This page describes how to use a Zipkin server to receive traces from Zipkin clients and forward those traces to Cloud Trace for analysis.
You might want to use a Zipkin server if your application is are already instrumented with Zipkin and either you don't want to run your own trace backend or you want access to Cloud Trace's advanced analysis tools.
This page describes several ways to set up your Zipkin server:
Using a container image to set up your server
A container image of the Cloud Trace Zipkin Collector is available on GitHub. This repository contains the Docker build definition and layers Google Cloud support on the base Zipkin Docker image, in addition to detailed setup steps.
You can run this on your container host of choice, including Google Kubernetes Engine.
To run the image:
$ docker run -d -p 9411:9411 \ -e STORAGE_TYPE=stackdriver \ -e GOOGLE_APPLICATION_CREDENTIALS=/root/.gcp/credentials.json \ -e STACKDRIVER_PROJECT_ID=your_project \ -v $HOME/.gcp:/root/.gcp:ro \ openzipkin/zipkin-gcp
If you are running this container within the Google Cloud, such as on a Compute Engine instance or Google Kubernetes Engine cluster, the environment's default credentials are automatically captured and traces are automatically sent to Cloud Trace.
For the full setup process, go to the GitHub repository for the Zipkin Docker image.
As described on this page, you must also configure your Zipkin tracers.
Running your server outside of Google Cloud
If you would like to build and run the collector outside of Google Cloud, such as on a physical server running on-premises, complete the following steps:
Create or select a project
Sign in to your Google Account.
If you don't already have one, sign up for a new account.
In the Cloud Console, on the project selector page, select or create a Cloud project.
A billing account isn't required as the collector won't be running on Google Cloud.
Create a service account
To allow your service to authenticate to the Cloud Trace API:
- Create a service account.
- Ensure that the new service account has been granted a project editor role so that it can write data to the Trace API.
- Select Furnish a new private key and choose JSON.
- Save the JSON credentials file to a directory on the machine that will be running the collector service.
Configure your firewall
Configure your network configuration to allow TCP traffic on port 9411 to pass to the machine running the Zipkin collector.
If you'll be submitting traces from applications hosted outside of the firewall, note that Zipkin tracer-to-collector traffic is not encrypted or authenticated.
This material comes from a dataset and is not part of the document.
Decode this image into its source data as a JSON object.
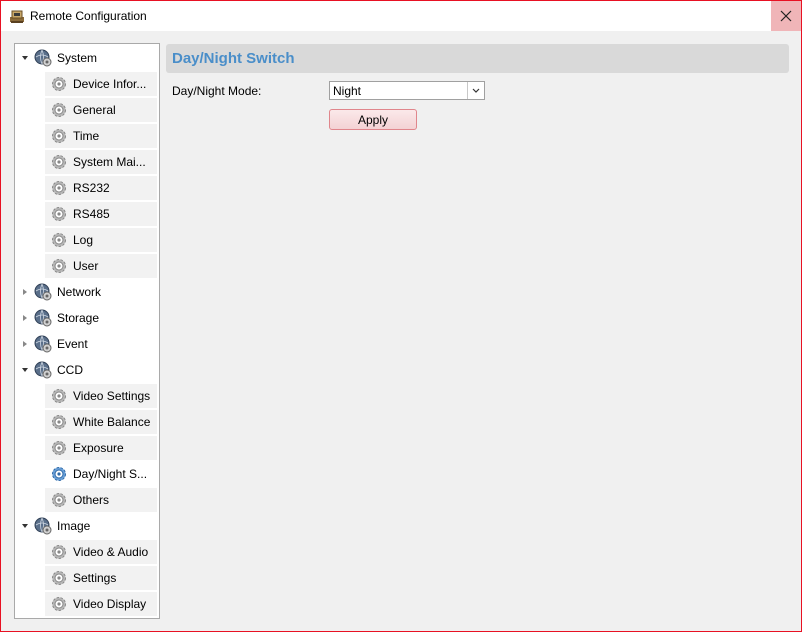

Connections between the Cloud Trace Zipkin collector and the Cloud Trace API are encrypted and authenticated, as are connections sourced from the Cloud Trace instrumentation libraries.
Set up your server with the container image
See Using a container image, above.
Configure Zipkin tracers
Follow the instructions in the common Configure Zipkin tracers section on this page.
Modifying an existing Zipkin server
The Zipkin project maintains instructions on how to use Cloud Trace as a storage destination for an existing Zipkin server. These are available on the GitHub repository for the Zipkin Docker image.
How to Configure Zipkin tracers
No matter how you host the Cloud Trace Zipkin Collector, you'll need to configure your Zipkin tracers to send data to it.
The collector can be referenced by its internal IP address, external IP address (if it will be receiving traces from applications hosted outside of Google Cloud), or hostname. Each Zipkin tracer is configured differently - for example, to point a Brave tracer at a collector with the IP address 220.127.116.11, the following lines must be added to your Java codebase:
Reporter reporter = AsyncReporter.builder(OkHttpSender.create("18.104.22.168:9411/api/v1/spans")).build(); Brave brave = Brave.Builder("example").reporter(reporter).build()
Frequently asked questions
Q: What are the limitations?
This release has two known limitations:
Zipkin tracers must support the correct Zipkin time and duration semantics. For more information, go to Instrumenting a library and scroll down to the section on Timestamps and duration.
Zipkin tracers and the Cloud Trace instrumentation libraries can't append spans to the same traces, meaning that traces that are captured in one library won't contain spans for services instrumented in the other type of library. For example:
Requests made to the Node.js web application will be traced with the Zipkin library and sent to Cloud Trace. However, these traces will not contain spans generated within the API application or for the RPC calls that it makes to the Database. This is because Zipkin and Cloud Trace use different formats for propagating trace context between services.
For this reason we recommend that projects wanting to use Cloud Trace either exclusively use Zipkin-compatible tracers along with the Zipkin Collector, or use instrumentation libraries that work natively with Cloud Trace (like the official Node.js, Java, or Go libraries).
Q: Will this work as a full Zipkin server?
No, this feature only writes data to Cloud Trace.